======== Supplied data

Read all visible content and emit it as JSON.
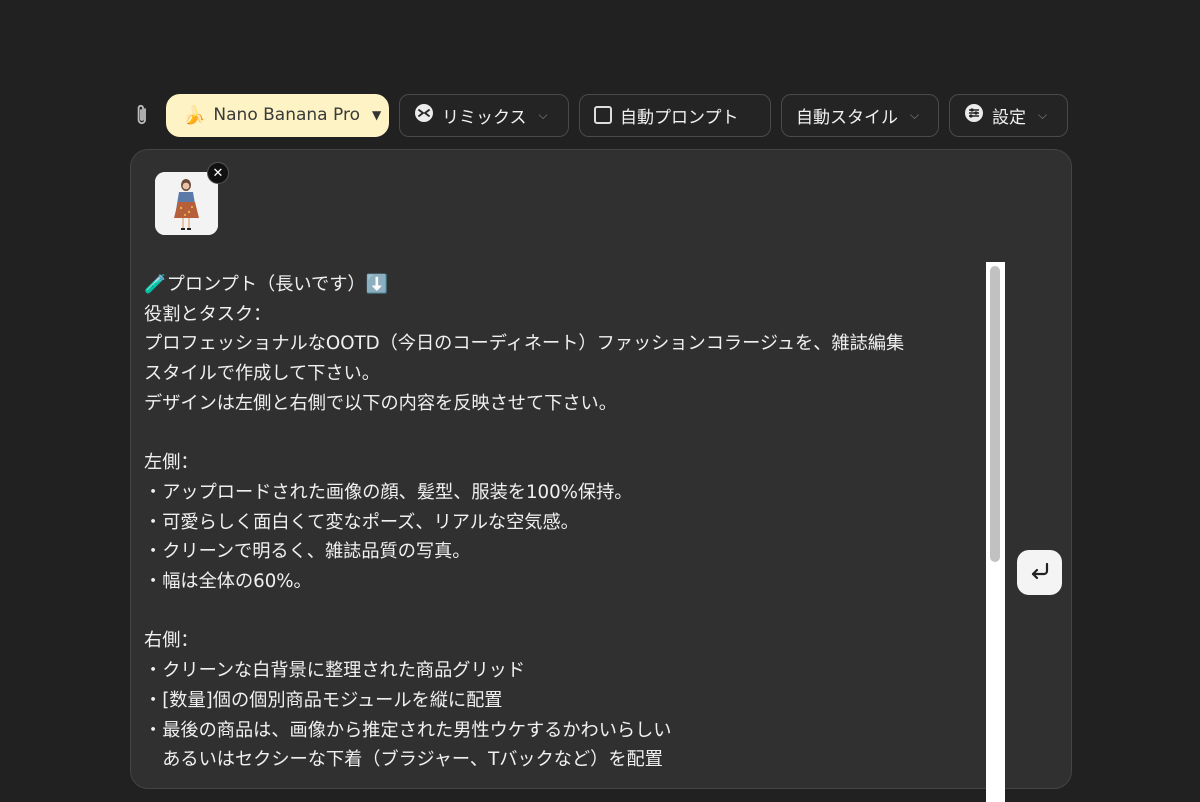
{
  "toolbar": {
    "model_label": "Nano Banana Pro",
    "model_icon": "banana-emoji",
    "remix_label": "リミックス",
    "auto_prompt_label": "自動プロンプト",
    "auto_prompt_checked": false,
    "auto_style_label": "自動スタイル",
    "settings_label": "設定"
  },
  "composer": {
    "prompt_lines": [
      "🧪プロンプト（長いです）⬇️",
      "役割とタスク：",
      "プロフェッショナルなOOTD（今日のコーディネート）ファッションコラージュを、雑誌編集",
      "スタイルで作成して下さい。",
      "デザインは左側と右側で以下の内容を反映させて下さい。",
      "",
      "左側：",
      "・アップロードされた画像の顔、髪型、服装を100%保持。",
      "・可愛らしく面白くて変なポーズ、リアルな空気感。",
      "・クリーンで明るく、雑誌品質の写真。",
      "・幅は全体の60%。",
      "",
      "右側：",
      "・クリーンな白背景に整理された商品グリッド",
      "・[数量]個の個別商品モジュールを縦に配置",
      "・最後の商品は、画像から推定された男性ウケするかわいらしい",
      "　あるいはセクシーな下着（ブラジャー、Tバックなど）を配置"
    ],
    "scroll_position": 0.0
  }
}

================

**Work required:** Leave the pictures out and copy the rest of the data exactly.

**Final answer:**
Read all visible content and emit it as JSON.
{
  "toolbar": {
    "model_label": "Nano Banana Pro",
    "model_icon": "banana-emoji",
    "remix_label": "リミックス",
    "auto_prompt_label": "自動プロンプト",
    "auto_prompt_checked": false,
    "auto_style_label": "自動スタイル",
    "settings_label": "設定"
  },
  "composer": {
    "prompt_lines": [
      "🧪プロンプト（長いです）⬇️",
      "役割とタスク：",
      "プロフェッショナルなOOTD（今日のコーディネート）ファッションコラージュを、雑誌編集",
      "スタイルで作成して下さい。",
      "デザインは左側と右側で以下の内容を反映させて下さい。",
      "",
      "左側：",
      "・アップロードされた画像の顔、髪型、服装を100%保持。",
      "・可愛らしく面白くて変なポーズ、リアルな空気感。",
      "・クリーンで明るく、雑誌品質の写真。",
      "・幅は全体の60%。",
      "",
      "右側：",
      "・クリーンな白背景に整理された商品グリッド",
      "・[数量]個の個別商品モジュールを縦に配置",
      "・最後の商品は、画像から推定された男性ウケするかわいらしい",
      "　あるいはセクシーな下着（ブラジャー、Tバックなど）を配置"
    ],
    "scroll_position": 0.0
  }
}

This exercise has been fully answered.